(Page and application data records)
-=-=-=-=-

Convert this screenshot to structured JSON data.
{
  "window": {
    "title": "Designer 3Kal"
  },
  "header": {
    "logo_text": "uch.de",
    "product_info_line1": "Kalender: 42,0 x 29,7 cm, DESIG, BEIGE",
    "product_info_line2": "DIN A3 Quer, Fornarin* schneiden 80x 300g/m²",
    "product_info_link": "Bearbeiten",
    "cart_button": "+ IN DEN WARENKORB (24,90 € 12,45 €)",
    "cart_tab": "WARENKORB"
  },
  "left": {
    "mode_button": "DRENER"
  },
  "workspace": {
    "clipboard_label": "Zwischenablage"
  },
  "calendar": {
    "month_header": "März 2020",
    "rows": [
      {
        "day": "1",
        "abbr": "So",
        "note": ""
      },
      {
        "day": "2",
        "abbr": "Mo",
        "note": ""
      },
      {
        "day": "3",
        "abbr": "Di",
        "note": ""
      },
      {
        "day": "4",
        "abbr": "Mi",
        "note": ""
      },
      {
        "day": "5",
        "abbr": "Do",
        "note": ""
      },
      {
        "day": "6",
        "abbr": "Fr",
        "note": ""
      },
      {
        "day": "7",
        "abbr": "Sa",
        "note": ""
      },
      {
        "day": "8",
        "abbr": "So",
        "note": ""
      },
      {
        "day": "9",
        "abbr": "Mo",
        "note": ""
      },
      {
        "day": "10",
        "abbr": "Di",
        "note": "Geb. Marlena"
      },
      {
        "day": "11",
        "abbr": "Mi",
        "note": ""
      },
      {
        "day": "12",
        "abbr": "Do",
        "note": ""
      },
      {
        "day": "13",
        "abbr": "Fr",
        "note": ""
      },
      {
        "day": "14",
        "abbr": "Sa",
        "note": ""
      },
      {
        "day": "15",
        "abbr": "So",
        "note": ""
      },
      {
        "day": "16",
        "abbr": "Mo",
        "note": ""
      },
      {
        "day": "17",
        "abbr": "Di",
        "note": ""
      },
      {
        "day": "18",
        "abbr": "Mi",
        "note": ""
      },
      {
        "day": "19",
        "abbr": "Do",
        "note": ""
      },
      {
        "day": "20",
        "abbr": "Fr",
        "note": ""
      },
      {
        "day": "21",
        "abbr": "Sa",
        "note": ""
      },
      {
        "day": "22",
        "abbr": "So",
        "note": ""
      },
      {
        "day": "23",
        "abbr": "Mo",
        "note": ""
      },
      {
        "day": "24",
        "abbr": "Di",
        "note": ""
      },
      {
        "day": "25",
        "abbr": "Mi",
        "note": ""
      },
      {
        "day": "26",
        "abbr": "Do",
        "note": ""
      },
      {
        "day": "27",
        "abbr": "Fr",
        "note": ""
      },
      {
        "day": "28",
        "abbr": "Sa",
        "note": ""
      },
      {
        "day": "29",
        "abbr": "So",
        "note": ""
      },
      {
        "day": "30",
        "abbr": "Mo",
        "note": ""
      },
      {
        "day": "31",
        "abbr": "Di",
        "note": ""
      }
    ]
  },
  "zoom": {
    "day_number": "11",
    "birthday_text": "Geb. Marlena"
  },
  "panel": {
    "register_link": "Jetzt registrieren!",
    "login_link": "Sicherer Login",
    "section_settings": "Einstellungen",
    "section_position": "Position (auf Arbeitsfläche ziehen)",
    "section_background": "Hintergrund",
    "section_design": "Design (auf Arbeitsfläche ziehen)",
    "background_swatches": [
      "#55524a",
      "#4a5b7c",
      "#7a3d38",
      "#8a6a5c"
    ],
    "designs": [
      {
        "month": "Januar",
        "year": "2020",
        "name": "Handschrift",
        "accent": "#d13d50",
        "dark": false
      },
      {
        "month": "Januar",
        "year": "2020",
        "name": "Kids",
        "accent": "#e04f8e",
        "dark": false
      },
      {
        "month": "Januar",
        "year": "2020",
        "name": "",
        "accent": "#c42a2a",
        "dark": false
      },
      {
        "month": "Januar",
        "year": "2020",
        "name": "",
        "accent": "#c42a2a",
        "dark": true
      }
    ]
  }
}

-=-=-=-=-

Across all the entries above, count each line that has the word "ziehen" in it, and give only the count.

2